It’s funny; I gave up long ago that oversimplified view of the “Non-Institutional” churches — mostly because I met some of those good folks. (Nothing will overcome prejudice like personal acquaintance.) I guess I still had in the back of my head, though, the idea that “they” had left “us”. I wasn’t around when someone on “my” side of the divide made the decision to quarantine them, but it makes me wonder if I would have gone along with it.
And here’s the point: it’s best to ignore human efforts to divide people.
That impulse to divide will probably never leave us. Religion, denomination, race, gender, ethnicity, sexuality, language, skin color, culture, political party, economic bracket…on and on goes the list of identity markers that powerful people have always tried to use to break society down into easily manageable segments. While the division over institutionalism in my little tribe is sort of a quaint artifact of a time gone by, when that seemed like such a big deal, there are still plenty of people in our world trying to divide us along ideological lines that will seem equally as silly a generation or two from now.
And, of course, that leftover division is not just an artifact. It’s also a lingering scar on the face of the church that Jesus died to bring together. It’s like a mass grave unearthed in an archaeological dig; it’s fascinating, and then you think of the carnage behind it and it makes you want to cry.
Right there in your social media feed there are people who want to divide you from those around you, who want to isolate and demonize those who disagree with them, and want you to do it too. They’re right there on your TV screen, on channels that claim they just want to report the news, but who pay “commentators” (not journalists) large sums of money to be the faces and voices of their ideological points of view. There might be someone in the pulpit of your church doing the same thing, proclaiming a different gospel of division, anger, fear, and superiority instead of the gospel of Jesus.

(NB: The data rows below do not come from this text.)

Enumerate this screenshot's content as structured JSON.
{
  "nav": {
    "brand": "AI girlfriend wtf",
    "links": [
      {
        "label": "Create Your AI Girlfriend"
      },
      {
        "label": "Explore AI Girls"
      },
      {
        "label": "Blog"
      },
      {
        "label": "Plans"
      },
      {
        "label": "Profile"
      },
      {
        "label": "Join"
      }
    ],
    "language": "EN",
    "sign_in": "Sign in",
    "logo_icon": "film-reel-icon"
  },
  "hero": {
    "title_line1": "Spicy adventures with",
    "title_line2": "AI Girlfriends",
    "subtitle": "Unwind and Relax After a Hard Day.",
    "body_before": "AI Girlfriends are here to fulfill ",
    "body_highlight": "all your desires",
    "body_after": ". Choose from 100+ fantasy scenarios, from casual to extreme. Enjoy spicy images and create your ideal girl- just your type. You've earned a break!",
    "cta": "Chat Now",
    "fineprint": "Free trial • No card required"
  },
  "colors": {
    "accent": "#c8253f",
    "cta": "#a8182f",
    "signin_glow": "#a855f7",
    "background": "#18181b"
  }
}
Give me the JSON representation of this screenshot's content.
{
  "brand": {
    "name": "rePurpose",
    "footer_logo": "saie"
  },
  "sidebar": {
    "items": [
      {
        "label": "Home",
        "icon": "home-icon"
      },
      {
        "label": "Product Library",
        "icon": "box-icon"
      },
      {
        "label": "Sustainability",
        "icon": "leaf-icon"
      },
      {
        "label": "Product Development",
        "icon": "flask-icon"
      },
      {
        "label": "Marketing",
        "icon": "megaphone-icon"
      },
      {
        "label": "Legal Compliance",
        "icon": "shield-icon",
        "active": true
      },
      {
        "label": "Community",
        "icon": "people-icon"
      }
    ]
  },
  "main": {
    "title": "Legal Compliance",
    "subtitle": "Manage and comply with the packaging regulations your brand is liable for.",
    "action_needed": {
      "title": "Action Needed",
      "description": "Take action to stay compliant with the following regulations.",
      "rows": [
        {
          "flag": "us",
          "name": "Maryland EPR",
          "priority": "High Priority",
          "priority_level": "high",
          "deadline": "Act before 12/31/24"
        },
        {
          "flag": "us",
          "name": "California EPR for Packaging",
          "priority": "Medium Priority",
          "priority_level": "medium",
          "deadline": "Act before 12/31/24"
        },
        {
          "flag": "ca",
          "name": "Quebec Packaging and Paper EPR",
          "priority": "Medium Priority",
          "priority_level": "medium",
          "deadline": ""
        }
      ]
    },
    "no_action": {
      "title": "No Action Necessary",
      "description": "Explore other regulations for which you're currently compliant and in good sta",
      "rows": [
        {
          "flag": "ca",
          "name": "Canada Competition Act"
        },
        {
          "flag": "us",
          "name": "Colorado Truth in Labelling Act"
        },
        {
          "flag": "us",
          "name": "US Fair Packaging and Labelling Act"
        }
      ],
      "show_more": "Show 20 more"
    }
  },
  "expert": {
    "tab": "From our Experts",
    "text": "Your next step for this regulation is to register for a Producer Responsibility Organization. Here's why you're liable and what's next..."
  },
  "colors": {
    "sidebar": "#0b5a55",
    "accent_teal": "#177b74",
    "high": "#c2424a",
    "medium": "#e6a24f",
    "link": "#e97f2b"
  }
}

That gospel says that Jesus “sets aside in his flesh” the hostilities that divide human beings. He becomes “our peace” by bringing us together with one another and with God “in his body.” It’s not enough to say that Jesus takes away my sins, and the sins of those who agree with me and are like me. He came to announce that in him there is peace for those are near to God, and for those who are still far away from God, and he poured out the Spirit through whom we can all come to God together.
That’s why I think it’s best to ignore the efforts of human beings to divide us; their motive is control, power, advantage — always. They won’t sacrifice to bring about that division. Jesus, on the other hand, gave up power and control and advantage — and gave his life — to tear down the barriers that those who want to divide us would put back up. That gives him credibility to me, and makes his view of “one new humanity” that much more compelling.
So, yes, ignore the efforts of human beings to divide, even if they sound and look religious. Just recognize it for what it is and refuse to go along with it. May we never again be guilty of trying to divide what the One we call Lord died to bring together. May our words and actions testify to the good news that Jesus has put to death our hostility and comes preaching peace to those far away and those near. May we preach peace as he did, with words that elevate and point to God, and with lives of service and sacrifice for others.
Ignore those who would divide, and you’ll have a lot more time and energy to devote to the One who brings us all together.